The Women’s House is a welcoming, safe and supportive engagement hub tailored to the needs of all women (trans and cis) who are experiencing homelessness or are at risk of becoming homeless.
We strongly welcome Indigenous and Torres Strait Islander women to our space. The Women’s House recognises that a gender-specific response is needed to address homelessness. Women who access the house may be socially isolated, in crisis or experiencing housing difficulties due to a range of reasons, including family violence, poverty, sexual violence, physical and mental illness, trauma and problematic drug and alcohol use.
DVConnect is a not-for-profit organisation that has provided state-wide specialist domestic, family and sexual violence crisis counselling, intervention, information and pathways to safety (emergency housing and refuge) for over 18 years.
DVConnect operates four telephone helplines; they are Womensline, Mensline, Sexual Assault Helpline, Pets In Crisis and 1800 RESPECT (Queensland operator).
The Vinnies Women’s Crisis Centre is a service of the St Vincent de Paul Society SA, to complement our existing men’s shelter and support women with short term, emergency accommodation. Guests must be referred by government and agency channels, which include the domestic violence help line and the South Australian Police. The Vinnies Women’s Crisis Centre is unable to accept private bookings.
Crisis Care is a telephone information and counselling service for people in crisis needing urgent help. It operates 24 hours, seven days a week.
Crisis Care can be accessed through the translating and interpreting service on 13 14 50.
Telephone (08) 9223 1111
1800 199 008 (country free call)
Dawn House Women’s Shelter provides safe and secure crisis accommodation for women with accompanying children escaping domestic violence in their homes or community.

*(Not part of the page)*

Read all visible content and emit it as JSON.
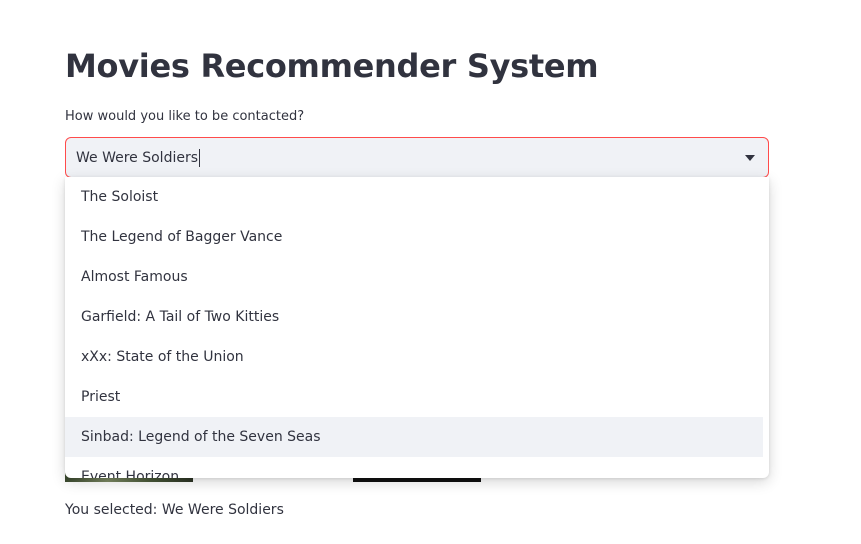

Hobart Women’s Shelter provides support and a coordinated approach to assist women and children to address their housing, legal, emotional support, health, education, employment, financial support and other needs. Please feel free to call us on 03 6273 8455 between the hours of 9am and 5pm – Monday to Friday.